Henkin: It is very difficult to predict trends in securities class action filings because they generally lag market developments – a major event for a sector will often lead to an increase of filings related to that sector – for example, the announcement of a criminal or regulatory investigation into particular business practices will often lead to securities class actions against not only the particular companies mentioned, but also other companies in the same sector. These trends tend to have fairly well-defined life spans and to be replaced by new filing trends. For example, securities class action filings related to the credit crisis were replaced by filings related to Chinese reverse-merger companies, and that trend is now starting to decline as the plaintiffs’ lawyers exhaust the supply of companies to sue based on similar allegations. Apart from sector and other trends, when there is a negative announcement for a particular company, it will tend to attract the attention of plaintiffs’ lawyers if the stock price reaction is large enough. Although the numbers of cases and their drivers will always fluctuate, securities class actions will continue to be filed simply because they are how plaintiffs’ securities lawyers make money. Just as a car company makes money by making and selling cars and tries to innovate to keep customers buying new cars, securities class action plaintiffs’ lawyers make money by filing lawsuits and either winning judgments or securing settlements.
Sacca: According to most observers, securities class actions continue to be filed at their historical pace. The structure of the US legal system, which does not require the losing party to pay the winner's costs, and which allows for plaintiffs' lawyers to be paid contingency fees at a multiple of their actual investment in a case, provides incentives for these cases to continue to be filed. Unless and until we see another far-reaching event like the credit crisis in the US, one might expect the pace of securities class action filing to remain fairly constant.
Douglas W. Henkin is a partner in the New York office of Milbank, Tweed, Hadley & McCloy and a member of the firm’s Litigation & Arbitration Group. He concentrates primarily on federal and state court securities and complex commercial litigation in trial and appellate courts and arbitration fora, as well as regulatory matters. Mr Henkin has extensive experience working with complex securities and other financial products. He has been recognised in Chambers USA and Legal 500 for his work in securities litigation. Mr Henkin can be contacted on +1 212 530 5393 or by email: firstname.lastname@example.org.
Joseph N. Sacca is a partner at Skadden, Arps, Slate, Meagher & Flom. He represents a broad spectrum of US and international clients in complex corporate, commercial and securities litigation in federal and state courts, and in arbitration proceedings.

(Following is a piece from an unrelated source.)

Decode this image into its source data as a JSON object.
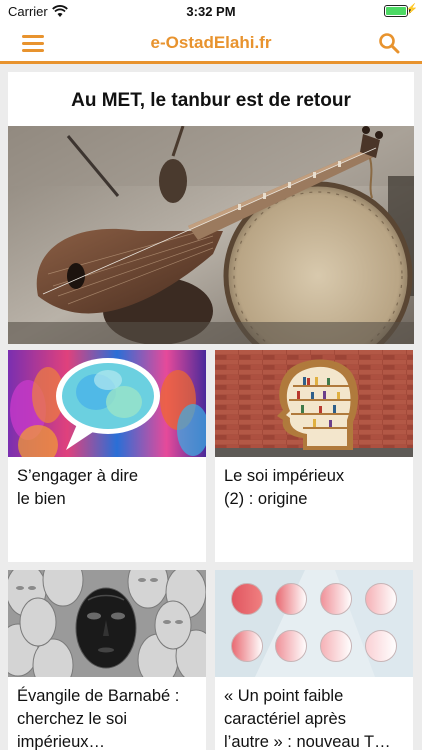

He has also represented public corporations and accounting firms in significant securities litigations, including class actions against DaimlerChrysler AG and Cendant Corporation. He has repeatedly been selected for inclusion in ‘The Best Lawyers in America’. Mr Sacca can be contacted on +1 212 735 2358 or by email: email@example.com.
© Financier Worldwide

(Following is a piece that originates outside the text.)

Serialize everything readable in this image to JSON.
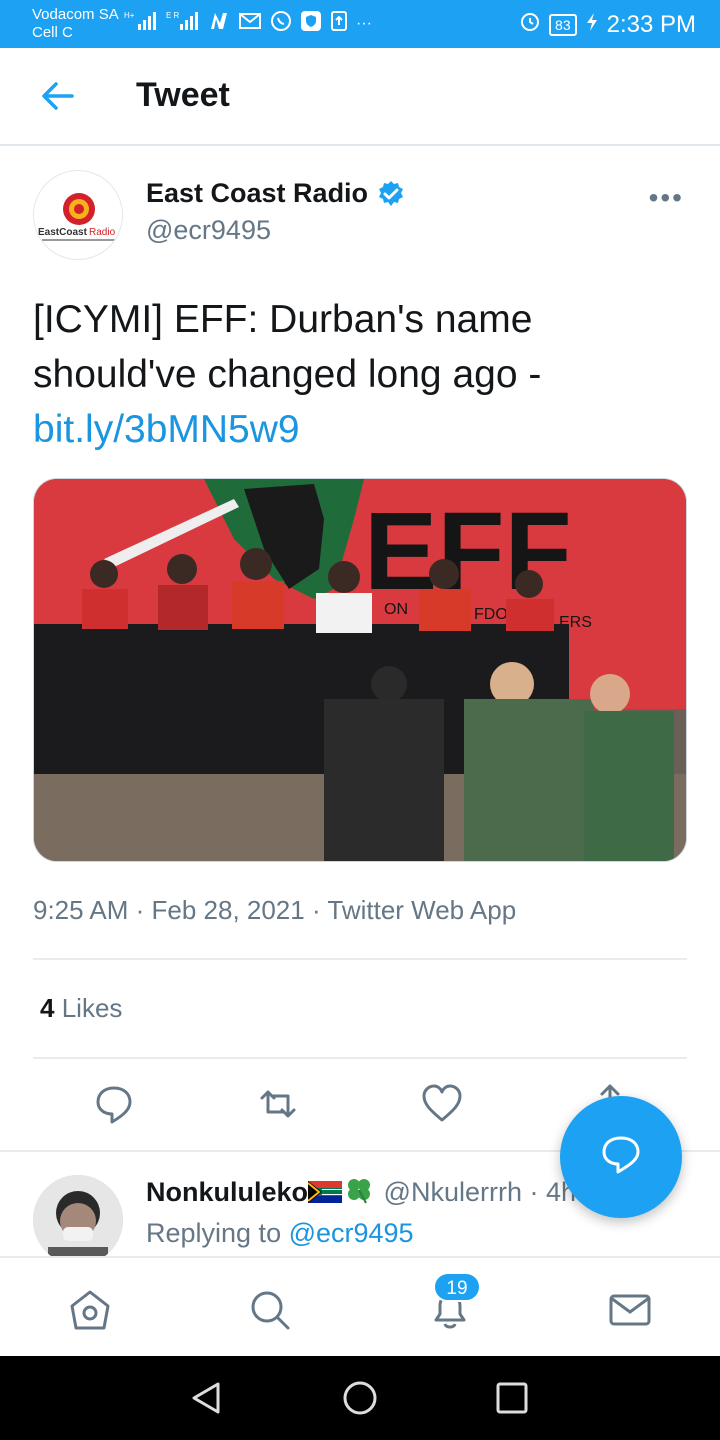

Douglas W. Henkin
Milbank, Tweed, Hadley & McCloy
Joseph N. Sacca
Skadden, Arps, Slate, Meagher & Flom